“Imagine what it’s like not to be distracted by any technology for 25 hours,” my cousin, Guy, told me, talking about how he keeps Shabbos. “No email, no phone calls, no television. No intrusions, no distractions.”
Though Guy and I did Barmitzvah lessons together, we have taken very different paths in our religious beliefs and he returned from a few years in Israel much more observant than I.
But, as I wrestle with the way technology has infiltrated my life and taken parts of it over, his truism about escaping it for a day a week really hit home. Even though we can turn our cellphones and laptops off, we don’t … in case we miss an important phone call or email message.
I am sure, after 2000 years of the current civilisation (5000 according to the Jewish calendar) and millions of years of evolution, no-one expected us to be here — slaves to our inboxes.
There’s no doubt technology is getting more pervasive and more intrusive. Like most modern professionals, I have a very poor work-life balance. Because it’s easier to work wherever or whenever you want, that’s what you do. But it doesn’t always translate into working less. Quite the contrary, I work more and more, and the challenge now is how to stop working and have a life.
For a long time I have diligently not worked on Saturdays, often turning my laptop off for the entire day. Unlike my cousin, I do watch television and, during the 11-month season, I watch a lot of rugby.

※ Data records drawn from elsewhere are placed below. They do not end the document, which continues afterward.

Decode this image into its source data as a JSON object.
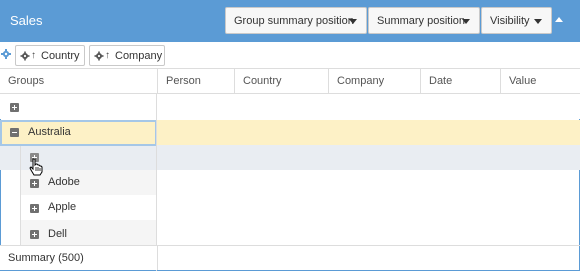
{
  "header": {
    "title": "Sales",
    "group_summary_position_label": "Group summary position",
    "summary_position_label": "Summary position",
    "visibility_label": "Visibility",
    "accent_color": "#5b9bd5"
  },
  "group_panel": {
    "chips": [
      {
        "label": "Country",
        "icons": [
          "gear-icon",
          "sort-ascending-icon"
        ]
      },
      {
        "label": "Company",
        "icons": [
          "gear-icon",
          "sort-ascending-icon"
        ]
      }
    ]
  },
  "columns": [
    "Groups",
    "Person",
    "Country",
    "Company",
    "Date",
    "Value"
  ],
  "tree": [
    {
      "level": 0,
      "label": "",
      "state": "collapsed"
    },
    {
      "level": 0,
      "label": "Australia",
      "state": "expanded",
      "selected": true
    },
    {
      "level": 1,
      "label": "",
      "state": "collapsed",
      "hovered": true
    },
    {
      "level": 1,
      "label": "Adobe",
      "state": "collapsed"
    },
    {
      "level": 1,
      "label": "Apple",
      "state": "collapsed"
    },
    {
      "level": 1,
      "label": "Dell",
      "state": "collapsed"
    }
  ],
  "summary": {
    "label": "Summary (500)"
  },
  "colors": {
    "selected_row": "#fdf1c6",
    "selected_border": "#a5c7e7",
    "hover_row": "#e9edf2",
    "alt_row": "#f5f5f5"
  }
}
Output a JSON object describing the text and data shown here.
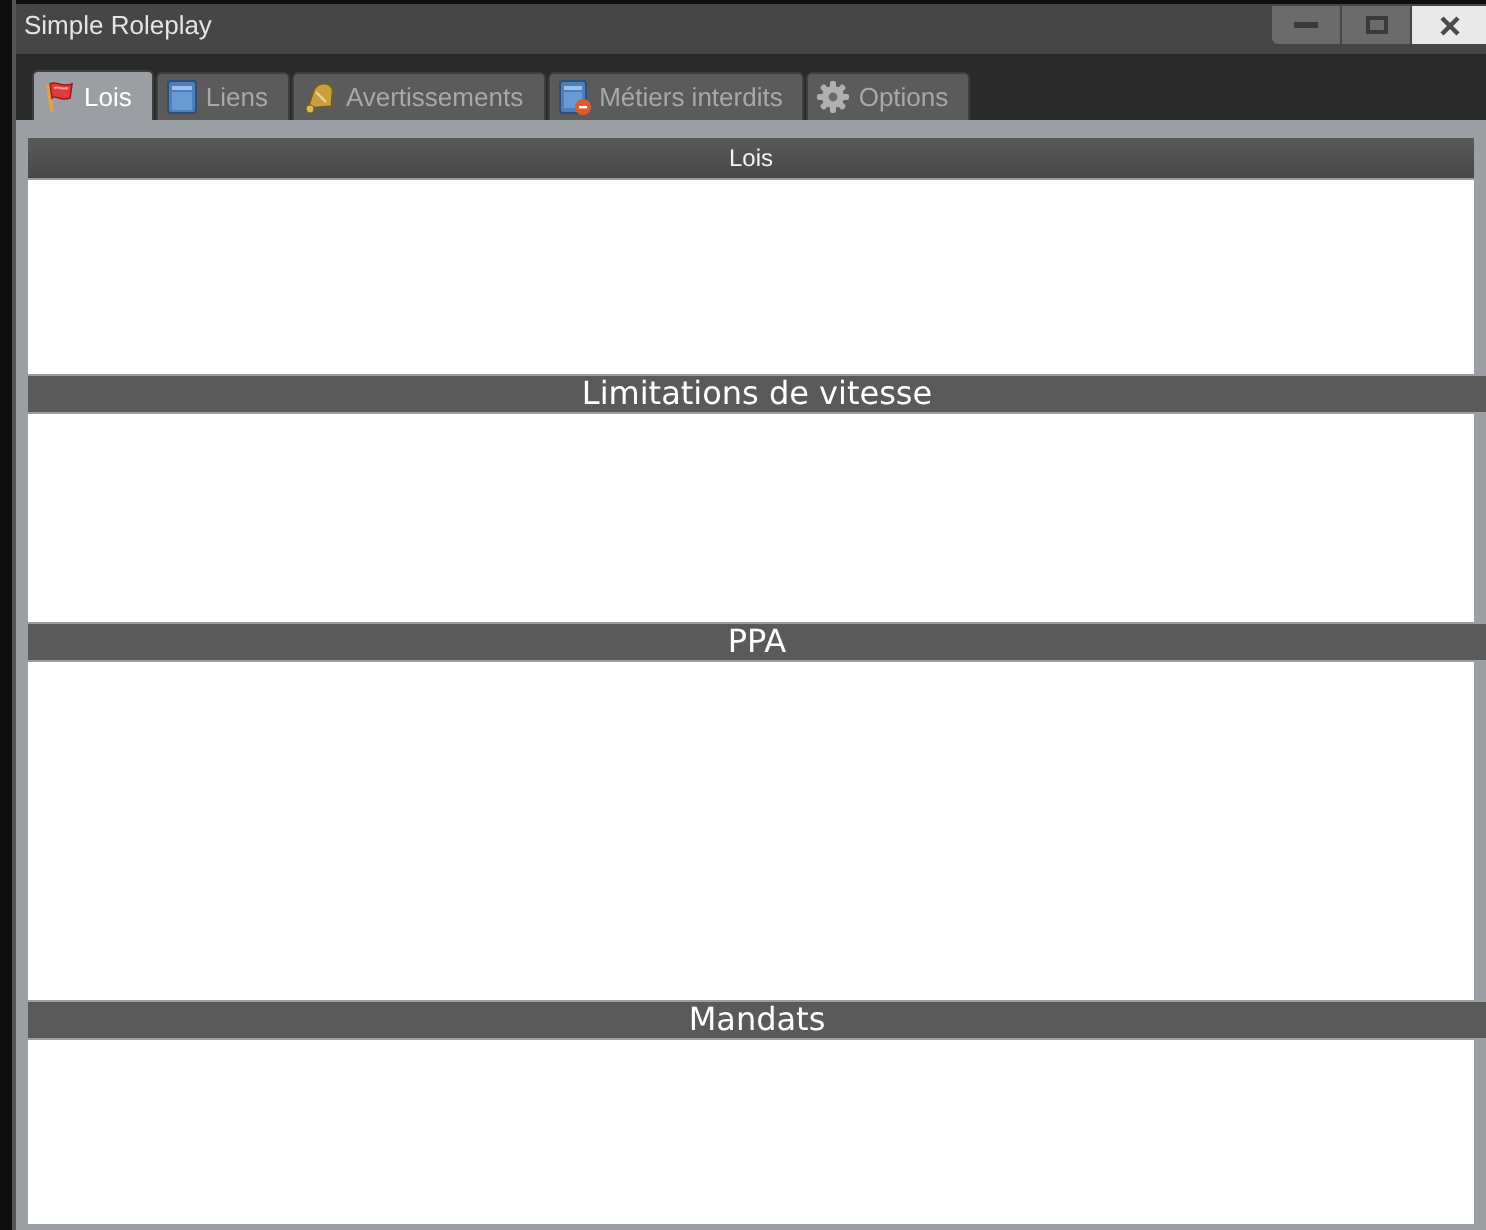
{
  "window": {
    "title": "Simple Roleplay"
  },
  "tabs": [
    {
      "label": "Lois",
      "selected": true
    },
    {
      "label": "Liens",
      "selected": false
    },
    {
      "label": "Avertissements",
      "selected": false
    },
    {
      "label": "Métiers interdits",
      "selected": false
    },
    {
      "label": "Options",
      "selected": false
    }
  ],
  "panel": {
    "title": "Lois",
    "sections": [
      {
        "title": "Limitations de vitesse"
      },
      {
        "title": "PPA"
      },
      {
        "title": "Mandats"
      }
    ]
  }
}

Invariably I end up doing some minor work on a Sunday and many whole weekends pass during which I don’t touch my computer at all. Except to just, maybe, check my mail once a day … you know what I mean?
A close friend of mine is convinced that most technology is a bad thing because it takes us out of the here and now, away from the reality of being alive. I see it most poignantly with young children watching television. They look like automatons out of The Matrix. Do I look like that when I’m watching CSI or Heroes?
I have recently started taking what I call brain food days — when I step away from my computer and turn off my phone and read the non- fiction I haven’t been getting to. It’s usually a Sunday and I soak up the opportunity to have some time for myself that somehow I never seem to get anymore.
All of this has been on my mind for the last few months as I have tried more diligently to find some work-life balance (next up: more workouts at the gym) but especially so last week after speaking at Dion Chang’s remarkable Flux Trends Review conference.
He asked me to talk about the advances of technology and how they will change the world as we know it. I’ve met teenagers who don’t know what bunny ears or dial-up are, who use new technologies like my generation uses email or DVDs.
For the most part, I think this is good for business and good for us, but not if we let it take over our lives. Technology makes you stupid, studies have recently shown. Whereas we used to remember phone numbers we now rely on our cellphones to retain our loved ones’ numbers.
Chang noticed what I did in the breaks when people rushed out to check their messages, something he aptly calls “checking in with the master”.
Echoing what my friend thinks of our obsession with technology, Chang finished the first day of the conference with what he called slow thoughts, highlighting how we are experiencing a “slow and steady lobotomy”.
“We don’t live in the 21st century,” he said. “We survive it.”
It’s time to take that back, and to have some control and discipline over how we use technology — or literally the machines will have taken over.
This article first appeared in The Times in September 2007